Keep every character as it is and output all of the records.

───── Record excerpts ─────

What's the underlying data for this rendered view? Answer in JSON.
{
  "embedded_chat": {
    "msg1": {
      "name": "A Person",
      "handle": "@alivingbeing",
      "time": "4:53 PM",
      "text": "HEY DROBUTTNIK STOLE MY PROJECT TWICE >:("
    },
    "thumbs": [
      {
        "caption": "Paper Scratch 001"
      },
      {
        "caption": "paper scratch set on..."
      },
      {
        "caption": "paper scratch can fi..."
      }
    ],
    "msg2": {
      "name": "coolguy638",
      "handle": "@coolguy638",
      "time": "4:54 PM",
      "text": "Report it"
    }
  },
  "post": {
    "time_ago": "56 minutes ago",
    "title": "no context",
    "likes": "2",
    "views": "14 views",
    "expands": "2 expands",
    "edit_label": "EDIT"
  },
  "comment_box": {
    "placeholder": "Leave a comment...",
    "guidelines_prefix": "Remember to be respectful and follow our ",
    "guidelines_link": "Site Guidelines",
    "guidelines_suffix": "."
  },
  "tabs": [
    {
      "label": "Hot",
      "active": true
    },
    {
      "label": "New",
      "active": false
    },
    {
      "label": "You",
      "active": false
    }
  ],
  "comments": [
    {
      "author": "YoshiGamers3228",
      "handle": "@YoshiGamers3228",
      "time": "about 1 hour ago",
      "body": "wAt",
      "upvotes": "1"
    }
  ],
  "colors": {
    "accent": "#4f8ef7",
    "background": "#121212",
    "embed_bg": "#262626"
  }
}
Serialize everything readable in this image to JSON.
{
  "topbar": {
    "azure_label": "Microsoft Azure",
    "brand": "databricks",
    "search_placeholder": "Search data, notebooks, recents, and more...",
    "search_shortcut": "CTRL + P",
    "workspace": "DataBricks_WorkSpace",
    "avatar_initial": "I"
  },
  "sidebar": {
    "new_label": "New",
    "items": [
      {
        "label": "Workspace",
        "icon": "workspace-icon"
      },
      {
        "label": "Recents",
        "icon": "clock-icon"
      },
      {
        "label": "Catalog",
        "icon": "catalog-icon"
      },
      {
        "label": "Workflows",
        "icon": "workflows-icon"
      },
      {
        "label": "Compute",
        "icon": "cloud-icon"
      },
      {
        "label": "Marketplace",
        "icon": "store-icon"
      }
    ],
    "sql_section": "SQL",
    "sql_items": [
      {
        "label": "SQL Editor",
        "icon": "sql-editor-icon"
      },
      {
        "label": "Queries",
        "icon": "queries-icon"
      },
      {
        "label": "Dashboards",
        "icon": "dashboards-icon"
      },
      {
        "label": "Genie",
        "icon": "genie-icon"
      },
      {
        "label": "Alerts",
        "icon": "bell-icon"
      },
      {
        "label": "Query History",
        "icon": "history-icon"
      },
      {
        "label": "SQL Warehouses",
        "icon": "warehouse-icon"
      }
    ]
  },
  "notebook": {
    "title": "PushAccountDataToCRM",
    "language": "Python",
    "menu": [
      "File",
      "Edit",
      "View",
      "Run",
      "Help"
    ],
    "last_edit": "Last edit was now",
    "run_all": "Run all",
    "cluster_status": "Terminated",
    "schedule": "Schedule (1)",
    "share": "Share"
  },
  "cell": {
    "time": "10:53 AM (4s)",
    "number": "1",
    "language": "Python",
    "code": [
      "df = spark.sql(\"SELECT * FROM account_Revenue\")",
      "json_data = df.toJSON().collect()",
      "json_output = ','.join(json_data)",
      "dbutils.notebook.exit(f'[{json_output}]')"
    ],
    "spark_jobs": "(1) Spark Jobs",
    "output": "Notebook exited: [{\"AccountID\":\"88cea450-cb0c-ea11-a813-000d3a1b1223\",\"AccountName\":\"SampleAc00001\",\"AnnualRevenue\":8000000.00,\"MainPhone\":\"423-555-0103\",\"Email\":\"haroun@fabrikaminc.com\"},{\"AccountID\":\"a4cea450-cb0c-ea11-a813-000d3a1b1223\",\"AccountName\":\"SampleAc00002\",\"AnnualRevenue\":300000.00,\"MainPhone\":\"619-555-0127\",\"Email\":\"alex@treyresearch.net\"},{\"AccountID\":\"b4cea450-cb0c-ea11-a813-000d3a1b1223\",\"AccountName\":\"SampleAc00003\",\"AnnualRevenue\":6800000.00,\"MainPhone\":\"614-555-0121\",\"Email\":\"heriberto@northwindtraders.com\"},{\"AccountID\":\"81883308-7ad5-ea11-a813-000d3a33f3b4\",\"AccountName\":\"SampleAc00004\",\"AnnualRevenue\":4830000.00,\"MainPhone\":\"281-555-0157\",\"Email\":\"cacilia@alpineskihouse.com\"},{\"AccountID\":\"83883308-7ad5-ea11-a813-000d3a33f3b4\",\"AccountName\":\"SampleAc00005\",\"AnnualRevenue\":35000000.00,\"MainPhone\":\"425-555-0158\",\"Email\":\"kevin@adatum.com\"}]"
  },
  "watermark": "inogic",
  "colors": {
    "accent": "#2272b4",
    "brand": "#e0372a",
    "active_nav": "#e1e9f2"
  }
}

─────

## Task answer
What's the underlying data for this rendered view? Answer in JSON.
{
  "embedded_chat": {
    "msg1": {
      "name": "A Person",
      "handle": "@alivingbeing",
      "time": "4:53 PM",
      "text": "HEY DROBUTTNIK STOLE MY PROJECT TWICE >:("
    },
    "thumbs": [
      {
        "caption": "Paper Scratch 001"
      },
      {
        "caption": "paper scratch set on..."
      },
      {
        "caption": "paper scratch can fi..."
      }
    ],
    "msg2": {
      "name": "coolguy638",
      "handle": "@coolguy638",
      "time": "4:54 PM",
      "text": "Report it"
    }
  },
  "post": {
    "time_ago": "56 minutes ago",
    "title": "no context",
    "likes": "2",
    "views": "14 views",
    "expands": "2 expands",
    "edit_label": "EDIT"
  },
  "comment_box": {
    "placeholder": "Leave a comment...",
    "guidelines_prefix": "Remember to be respectful and follow our ",
    "guidelines_link": "Site Guidelines",
    "guidelines_suffix": "."
  },
  "tabs": [
    {
      "label": "Hot",
      "active": true
    },
    {
      "label": "New",
      "active": false
    },
    {
      "label": "You",
      "active": false
    }
  ],
  "comments": [
    {
      "author": "YoshiGamers3228",
      "handle": "@YoshiGamers3228",
      "time": "about 1 hour ago",
      "body": "wAt",
      "upvotes": "1"
    }
  ],
  "colors": {
    "accent": "#4f8ef7",
    "background": "#121212",
    "embed_bg": "#262626"
  }
}
Serialize everything readable in this image to JSON.
{
  "topbar": {
    "azure_label": "Microsoft Azure",
    "brand": "databricks",
    "search_placeholder": "Search data, notebooks, recents, and more...",
    "search_shortcut": "CTRL + P",
    "workspace": "DataBricks_WorkSpace",
    "avatar_initial": "I"
  },
  "sidebar": {
    "new_label": "New",
    "items": [
      {
        "label": "Workspace",
        "icon": "workspace-icon"
      },
      {
        "label": "Recents",
        "icon": "clock-icon"
      },
      {
        "label": "Catalog",
        "icon": "catalog-icon"
      },
      {
        "label": "Workflows",
        "icon": "workflows-icon"
      },
      {
        "label": "Compute",
        "icon": "cloud-icon"
      },
      {
        "label": "Marketplace",
        "icon": "store-icon"
      }
    ],
    "sql_section": "SQL",
    "sql_items": [
      {
        "label": "SQL Editor",
        "icon": "sql-editor-icon"
      },
      {
        "label": "Queries",
        "icon": "queries-icon"
      },
      {
        "label": "Dashboards",
        "icon": "dashboards-icon"
      },
      {
        "label": "Genie",
        "icon": "genie-icon"
      },
      {
        "label": "Alerts",
        "icon": "bell-icon"
      },
      {
        "label": "Query History",
        "icon": "history-icon"
      },
      {
        "label": "SQL Warehouses",
        "icon": "warehouse-icon"
      }
    ]
  },
  "notebook": {
    "title": "PushAccountDataToCRM",
    "language": "Python",
    "menu": [
      "File",
      "Edit",
      "View",
      "Run",
      "Help"
    ],
    "last_edit": "Last edit was now",
    "run_all": "Run all",
    "cluster_status": "Terminated",
    "schedule": "Schedule (1)",
    "share": "Share"
  },
  "cell": {
    "time": "10:53 AM (4s)",
    "number": "1",
    "language": "Python",
    "code": [
      "df = spark.sql(\"SELECT * FROM account_Revenue\")",
      "json_data = df.toJSON().collect()",
      "json_output = ','.join(json_data)",
      "dbutils.notebook.exit(f'[{json_output}]')"
    ],
    "spark_jobs": "(1) Spark Jobs",
    "output": "Notebook exited: [{\"AccountID\":\"88cea450-cb0c-ea11-a813-000d3a1b1223\",\"AccountName\":\"SampleAc00001\",\"AnnualRevenue\":8000000.00,\"MainPhone\":\"423-555-0103\",\"Email\":\"haroun@fabrikaminc.com\"},{\"AccountID\":\"a4cea450-cb0c-ea11-a813-000d3a1b1223\",\"AccountName\":\"SampleAc00002\",\"AnnualRevenue\":300000.00,\"MainPhone\":\"619-555-0127\",\"Email\":\"alex@treyresearch.net\"},{\"AccountID\":\"b4cea450-cb0c-ea11-a813-000d3a1b1223\",\"AccountName\":\"SampleAc00003\",\"AnnualRevenue\":6800000.00,\"MainPhone\":\"614-555-0121\",\"Email\":\"heriberto@northwindtraders.com\"},{\"AccountID\":\"81883308-7ad5-ea11-a813-000d3a33f3b4\",\"AccountName\":\"SampleAc00004\",\"AnnualRevenue\":4830000.00,\"MainPhone\":\"281-555-0157\",\"Email\":\"cacilia@alpineskihouse.com\"},{\"AccountID\":\"83883308-7ad5-ea11-a813-000d3a33f3b4\",\"AccountName\":\"SampleAc00005\",\"AnnualRevenue\":35000000.00,\"MainPhone\":\"425-555-0158\",\"Email\":\"kevin@adatum.com\"}]"
  },
  "watermark": "inogic",
  "colors": {
    "accent": "#2272b4",
    "brand": "#e0372a",
    "active_nav": "#e1e9f2"
  }
}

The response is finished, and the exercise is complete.